Cllr Ed Davie is the Cabinet Member for Health and Adult Social Care, and a councillor in Thornton ward.
Crudely speaking the poorer a person is the more likely they are to get ill and die early from preventable causes.
Not only does poverty make it harder to afford decent housing, healthy food and opportunities to exercise it also makes it more likely a person is flooded with stress hormones which lower immunity and make it harder to make ‘healthy’ choices.
On average the poorest people in our community develop lifelong conditions decades earlier, die five years earlier and are twice as likely as the richest to smoke, be depressed and overweight.
This health gap is unacceptable, has been growing due to Tory and Lib Dem cuts to benefits and services, and means many of our residents are needlessly suffering, their potential unfulfilled at great financial and opportunity cost to the whole community.
Seeking to close this health gap Lambeth Labour councillors recently hosted a one-day summit to understand this problem better and seek ways of reducing poverty and ill health amongst our most deprived residents. To give one practical example of where we could make progress – if we were able to support every smoker in Lambeth to quit not only would we dramatically improve health we would also lift about 2,000 people out of poverty as they saved the money they were spending on cigarettes.
Although seeking to support positive behaviour change with our poorest residents like this is important, it is even more important to change the behaviour of those with the most resources so that opportunity is more evenly spread.
Employment in Lambeth has risen significantly, currently surpassing London’s average and reaching around 80%. Unfortunately, in work poverty is still at around 20% in Lambeth, therefore we have been running a year-round campaign to support the Living Wage, offering a business rates discount covering the cost of getting accredited and encouraging its partner organisations to take up the Living Wage. With thousands of businesses in Lambeth and many more opening over the years, supporting and promoting the Living Wage is central in our push to tackle the issue and ensure people working in Lambeth don’t find themselves living on the breadline.
Our hard work has been recognised, with the London Food Poverty Campaign recognising us as one of the councils with the most effective approach to food poverty in contrast to Conservative-run neighbours in Wandsworth and Westminster who consistently come bottom of the league table.
We are working with the local NHS trusts to ensure that they become Living Wage accredited employers just as Lambeth Council has been since 2012. We have also introduced a Responsible Procurement Policy, giving a clear message to suppliers, and staff, on Lambeth’s priorities, such as providing good quality jobs with fair pay and decent working conditions, increasing the range of targeted employment opportunities for Lambeth residents, and maximising health and wellbeing.
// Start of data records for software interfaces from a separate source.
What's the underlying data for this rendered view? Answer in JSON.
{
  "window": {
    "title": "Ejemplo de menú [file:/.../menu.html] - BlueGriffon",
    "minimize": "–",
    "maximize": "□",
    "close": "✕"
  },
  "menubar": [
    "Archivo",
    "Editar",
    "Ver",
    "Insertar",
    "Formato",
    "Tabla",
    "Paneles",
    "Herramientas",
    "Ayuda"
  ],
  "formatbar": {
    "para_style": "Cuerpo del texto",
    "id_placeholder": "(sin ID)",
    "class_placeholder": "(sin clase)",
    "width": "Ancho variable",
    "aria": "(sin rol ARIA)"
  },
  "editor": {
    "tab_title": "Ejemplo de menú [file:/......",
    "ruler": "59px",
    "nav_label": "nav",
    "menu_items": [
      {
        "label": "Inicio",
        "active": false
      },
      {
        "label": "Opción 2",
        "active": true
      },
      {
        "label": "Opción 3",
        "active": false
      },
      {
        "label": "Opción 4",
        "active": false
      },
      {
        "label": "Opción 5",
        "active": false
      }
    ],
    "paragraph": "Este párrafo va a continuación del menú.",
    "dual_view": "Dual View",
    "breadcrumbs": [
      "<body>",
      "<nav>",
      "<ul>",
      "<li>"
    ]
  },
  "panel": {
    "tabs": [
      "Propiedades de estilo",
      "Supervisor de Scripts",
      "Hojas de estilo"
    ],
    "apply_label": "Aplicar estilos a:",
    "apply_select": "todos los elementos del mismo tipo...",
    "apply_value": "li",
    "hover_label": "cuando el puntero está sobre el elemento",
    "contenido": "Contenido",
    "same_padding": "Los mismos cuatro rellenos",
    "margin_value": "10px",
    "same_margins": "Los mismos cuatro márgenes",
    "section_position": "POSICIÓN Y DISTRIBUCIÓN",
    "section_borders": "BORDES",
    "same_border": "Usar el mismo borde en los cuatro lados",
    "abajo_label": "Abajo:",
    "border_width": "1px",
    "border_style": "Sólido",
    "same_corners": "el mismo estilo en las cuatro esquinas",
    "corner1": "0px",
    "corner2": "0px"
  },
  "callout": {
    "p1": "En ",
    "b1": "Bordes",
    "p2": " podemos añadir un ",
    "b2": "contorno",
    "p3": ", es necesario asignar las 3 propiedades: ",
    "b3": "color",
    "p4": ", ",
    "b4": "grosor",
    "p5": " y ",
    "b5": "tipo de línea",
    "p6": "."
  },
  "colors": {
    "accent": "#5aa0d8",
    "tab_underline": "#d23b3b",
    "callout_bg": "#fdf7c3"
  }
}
Through the council’s financial resilience strategy, we have helped thousands of residents with debt advice, to get the benefits they deserve and to be supported through any welfare reforms. Lastly, we have made it a priority to give young people the best start in life through record investment in the most deprived wards through the Lambeth Early Action Partnership and Lambeth Made.
Tackling poverty is a political choice and Lambeth Labour chooses to be on the side of those who are struggling so that our whole community is better and fairer. Our aim is to ensure that Lambeth residents are happier, healthier and financially resilient. We are determined to work collaboratively- with other public sector organisations, residents, third sector organisations, housing associations, local businesses, the government and others – to achieve a better and fairer Lambeth.